Archives of Emergency Medicine, 1992, 9, 62-64
Myocardial infarction secondary to dipyridamole overdose M. JAHANGIRI* & D. R. HOLDRIGHTt *Guy's Hospital, London Bridge, London tCardiology and Research Registrar, National Heart & Lung Institute, Dovehouse Street, London
SUMMARY A case of myocardial infarction secondary to dipyridamole overdose is described in a 62-year-old woman with longstanding angina. Therapeutic doses of dipyridamole are associated with reversible myocardial ischaemia in a proportion of patients but serious adverse events are rare (Homma et al., 1987). To our knowledge this is the first reported case of dipyridamole overdose in the literature.
Dipyridamole, a pyrimidopyrimidine compound, was first marketed in 1959 as a coronary vasodilator (Kadatz, 1959). Subsequently its antiplatelet effect was recognized and currently dipyridamole is prescribed orally for patients with coronary artery disease, especially after coronary artery bypass surgery, following implantation of metal prosthetic heart valves, in peripheral vascular disease, neurological disease and intravenously for its coronary vasodilator effect during thallium myocardial imaging. The effects of intentional overdose of oral dipyridamole in a patient with coronary artery disease, are described.
CASE REPORT A 62-year-old
woman with longstanding angina was admitted as an emergency to hospital having taken approximately 50 x 100mg dipyridamole tablets 5 h earlier. One hour after ingestion she experienced severe chest pain of 30min duration,
Correspondence: Dianta R. Holdriglit, Cardiology Research Registrar, Nationial Heart & Luniig Inistitutte,
Dovelioutse Street, London SW3 6LY. 62
MI and dipyridamole overdose
but by the time of admission she was pain-free. Other than depression, which precipitated the overdose, there were no other symptoms, including vomiting. On examination she was well perfused with a heart rate of 92 beats min-' and blood pressure of 140/90mmHg. Remaining examination was unremarkable. Full blood count and urea and electrolytes were normal. Her admission electrocardiogram showed sinus rhythm and left bundle branch block.
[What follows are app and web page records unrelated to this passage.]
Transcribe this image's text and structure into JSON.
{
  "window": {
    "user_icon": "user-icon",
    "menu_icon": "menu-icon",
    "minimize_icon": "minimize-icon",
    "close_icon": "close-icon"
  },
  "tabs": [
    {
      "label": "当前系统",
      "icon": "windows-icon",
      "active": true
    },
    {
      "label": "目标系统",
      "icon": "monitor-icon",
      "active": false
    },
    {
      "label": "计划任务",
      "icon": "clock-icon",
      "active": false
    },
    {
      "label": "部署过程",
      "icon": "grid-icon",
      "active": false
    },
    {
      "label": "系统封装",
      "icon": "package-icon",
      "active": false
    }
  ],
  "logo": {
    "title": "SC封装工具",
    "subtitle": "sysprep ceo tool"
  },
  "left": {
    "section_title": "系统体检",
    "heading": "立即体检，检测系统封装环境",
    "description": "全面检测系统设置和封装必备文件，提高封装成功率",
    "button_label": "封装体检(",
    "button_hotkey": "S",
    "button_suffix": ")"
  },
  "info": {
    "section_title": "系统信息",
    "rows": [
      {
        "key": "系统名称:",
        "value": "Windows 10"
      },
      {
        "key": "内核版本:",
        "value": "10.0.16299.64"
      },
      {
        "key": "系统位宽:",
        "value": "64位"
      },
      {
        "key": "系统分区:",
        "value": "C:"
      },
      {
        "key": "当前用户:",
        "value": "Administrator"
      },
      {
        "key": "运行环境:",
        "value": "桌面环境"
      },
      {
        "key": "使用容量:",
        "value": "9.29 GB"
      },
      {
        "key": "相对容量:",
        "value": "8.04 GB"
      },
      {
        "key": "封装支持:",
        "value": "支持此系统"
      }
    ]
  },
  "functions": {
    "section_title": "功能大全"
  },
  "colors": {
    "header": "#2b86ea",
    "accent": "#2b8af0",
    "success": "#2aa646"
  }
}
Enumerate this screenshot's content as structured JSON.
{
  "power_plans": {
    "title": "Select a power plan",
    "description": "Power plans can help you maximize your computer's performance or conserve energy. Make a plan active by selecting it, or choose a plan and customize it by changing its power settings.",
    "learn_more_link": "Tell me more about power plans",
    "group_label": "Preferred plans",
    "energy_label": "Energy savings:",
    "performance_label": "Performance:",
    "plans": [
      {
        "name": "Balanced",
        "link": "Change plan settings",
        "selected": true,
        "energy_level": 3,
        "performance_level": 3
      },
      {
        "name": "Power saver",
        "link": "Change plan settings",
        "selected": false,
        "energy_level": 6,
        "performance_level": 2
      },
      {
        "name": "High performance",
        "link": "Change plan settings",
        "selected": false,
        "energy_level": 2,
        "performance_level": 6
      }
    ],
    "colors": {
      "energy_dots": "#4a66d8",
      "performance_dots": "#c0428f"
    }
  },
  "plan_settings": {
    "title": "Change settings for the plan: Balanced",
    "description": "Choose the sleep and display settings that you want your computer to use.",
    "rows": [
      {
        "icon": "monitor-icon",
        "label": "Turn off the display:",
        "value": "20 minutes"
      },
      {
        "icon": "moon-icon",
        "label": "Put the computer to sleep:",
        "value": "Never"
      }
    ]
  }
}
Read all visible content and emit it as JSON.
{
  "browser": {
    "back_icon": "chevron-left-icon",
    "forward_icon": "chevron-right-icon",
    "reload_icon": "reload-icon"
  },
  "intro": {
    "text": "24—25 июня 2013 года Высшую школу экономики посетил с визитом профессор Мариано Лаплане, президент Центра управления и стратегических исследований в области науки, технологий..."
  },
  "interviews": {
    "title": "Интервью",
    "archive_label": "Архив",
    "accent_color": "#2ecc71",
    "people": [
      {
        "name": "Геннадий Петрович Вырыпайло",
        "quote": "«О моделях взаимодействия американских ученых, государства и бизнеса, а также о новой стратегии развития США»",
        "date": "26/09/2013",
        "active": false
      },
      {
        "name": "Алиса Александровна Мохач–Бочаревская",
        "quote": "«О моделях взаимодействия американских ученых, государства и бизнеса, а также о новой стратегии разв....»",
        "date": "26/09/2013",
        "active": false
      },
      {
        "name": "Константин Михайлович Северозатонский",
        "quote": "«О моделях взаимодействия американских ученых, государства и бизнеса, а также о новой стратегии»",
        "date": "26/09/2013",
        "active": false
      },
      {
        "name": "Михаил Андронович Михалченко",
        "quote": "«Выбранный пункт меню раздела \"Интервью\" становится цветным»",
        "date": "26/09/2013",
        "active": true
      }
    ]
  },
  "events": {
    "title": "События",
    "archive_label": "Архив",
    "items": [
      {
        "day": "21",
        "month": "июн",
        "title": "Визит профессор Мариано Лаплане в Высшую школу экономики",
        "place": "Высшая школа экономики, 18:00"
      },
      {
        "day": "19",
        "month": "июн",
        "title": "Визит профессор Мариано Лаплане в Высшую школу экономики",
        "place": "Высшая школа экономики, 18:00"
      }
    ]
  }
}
She remained pain-free and haemodynamically stable and took her own discharge against medical advice several hours later. Cardiac enzymes were compatible with myocardial infarction: on admission creatine kinase was 583 U-1 (NR 8% (NR